Carl Icahn Increases Nuance Stake, May Seek Board SeatJeremy R. Cooke and Olga Kharif
Billionaire investor Carl Icahn boosted his stake in Nuance Communications Inc. and may seek to put a representative on the board of the speech-recognition software maker.
Funds controlled by Icahn, including Icahn Partners LP and Icahn Onshore LP, reported a combined 16.9 percent stake in Nuance, up from 16.4 percent, according to a filing with the U.S. Securities and Exchange Commission yesterday.
Icahn uses holdings to seek change in companies he deems undervalued or ill-managed. When Icahn fist took a stake in Nuance, the investment was seen as a move to push the company to sell itself or shed some businesses. Nuance Chief Executive Officer Paul Ricci is seeking to revive growth as the Burlington, Massachusetts-based company expands in voice-recognition tools that can be used over the Web and on mobile devices.
The Federal Trade Commission also granted Icahn approval of a Nuance-related transaction yesterday without providing further details. Nuance adopted a stockholder rights plan, which went into effect yesterday, designed to reduce the likelihood that a shareholder can gain control of the company by buying up shares on the open market.

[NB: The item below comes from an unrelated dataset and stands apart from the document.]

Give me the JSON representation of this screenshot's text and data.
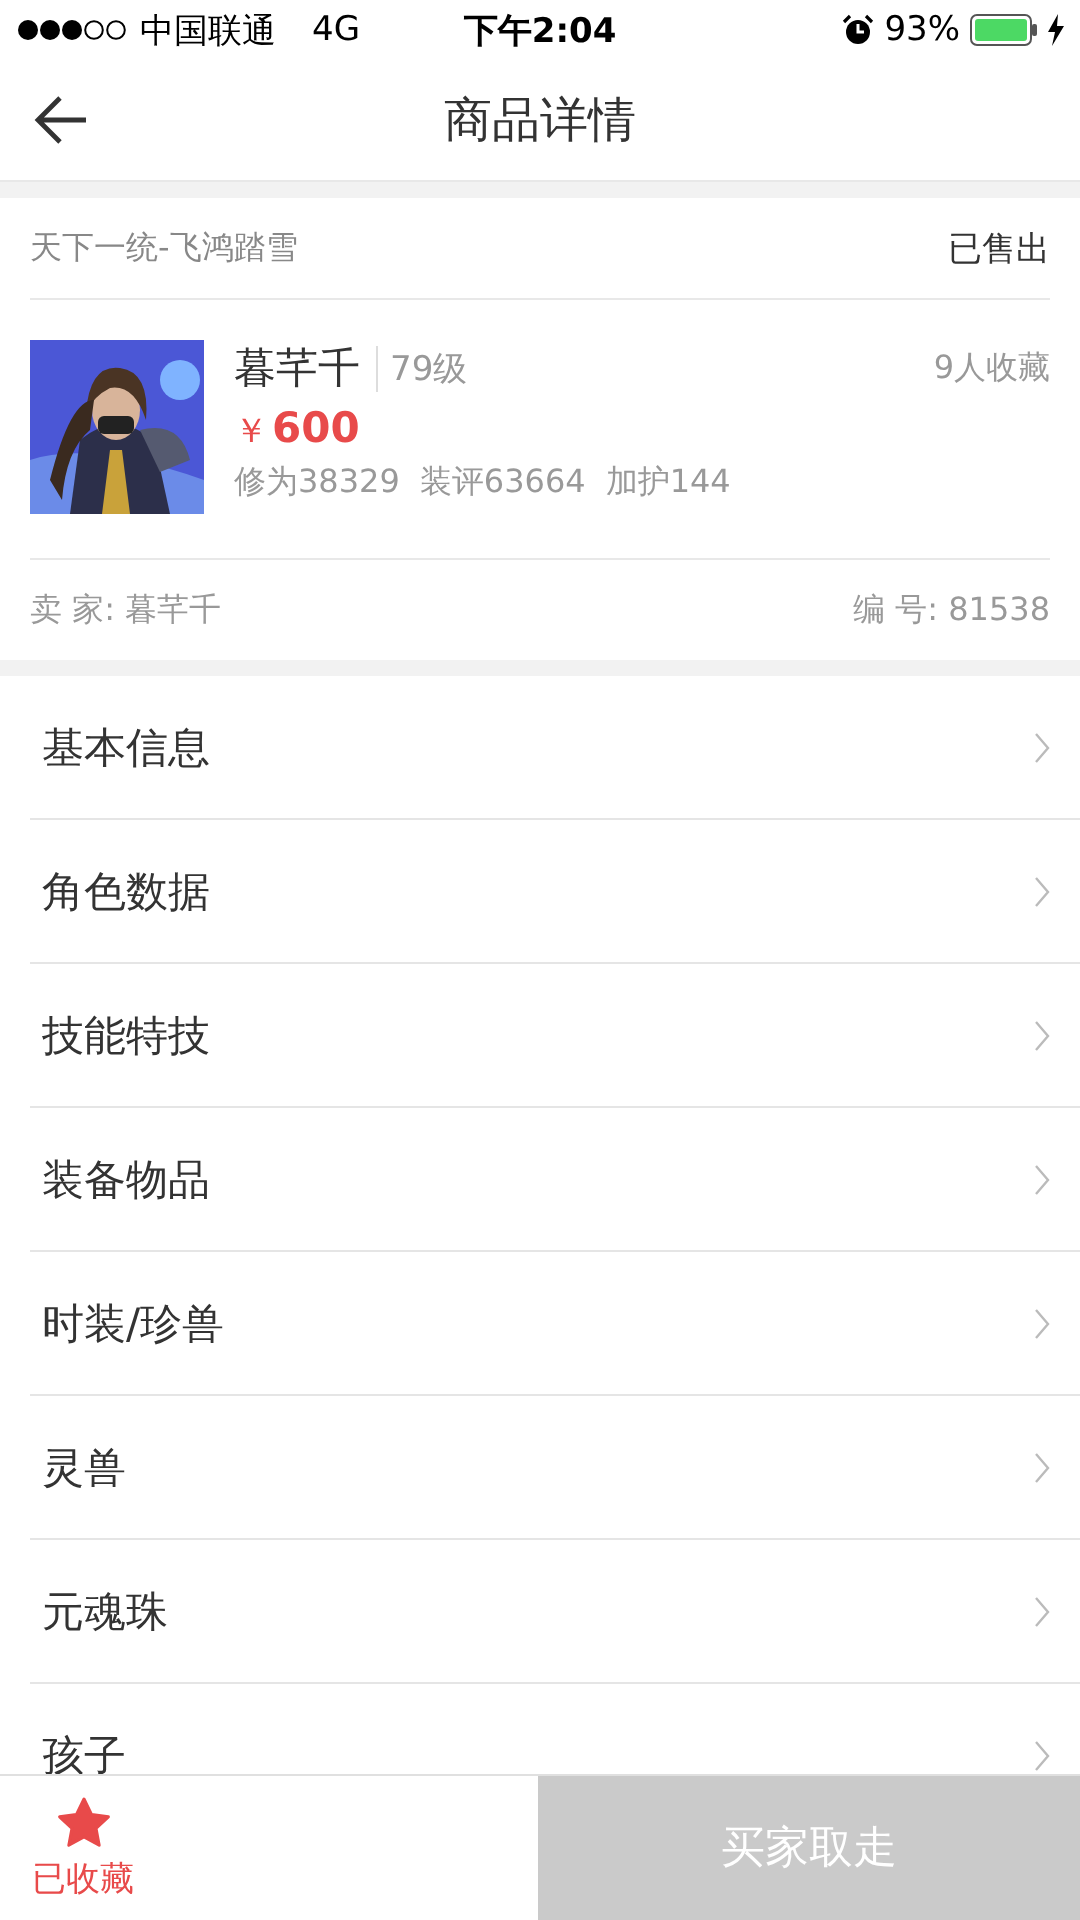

If he gets a board seat, Icahn could push Nuance to sell some of its businesses, or the entire company. Potential suitors for Nuance could include Microsoft Corp., International Business Machines Corp. or Oracle Corp., according to Shyam Patil, an analyst at Wedbush Securities Inc. It’s also possible that Apple Inc. or Google Inc. would be interested in Nuance’s mobile technology, he said on Aug. 8.
Shares in Nuance rose 2.1 percent to $18.69 at 11:33 a.m. in New York, after reaching $19 for the biggest intraday gain since May 21. The stock had declined 18 percent this year through yesterday.
Nuance plunged the most in more than six years on Feb. 8 after cutting full-year sales and profit forecasts, citing shifting demand for software. The company said at the time that transcription volume was falling as health-industry customers switched to electronic medical records and its new Dragon Medical speech-to-text software.
“We remain committed to maintaining greater price discipline and to driving towards a focus on recurring revenues,” Ricci said on an Aug. 6 conference call with investors. “For these reasons, and being mindful of recent execution issues, we’ve taken a guarded approach” to guidance.
Carl Icahn didn’t respond to a request for comment. Richard Mack, a spokesman for Nuance, said the company “welcomes communications with stockholders and values input toward the goal of enhancing stockholder value.”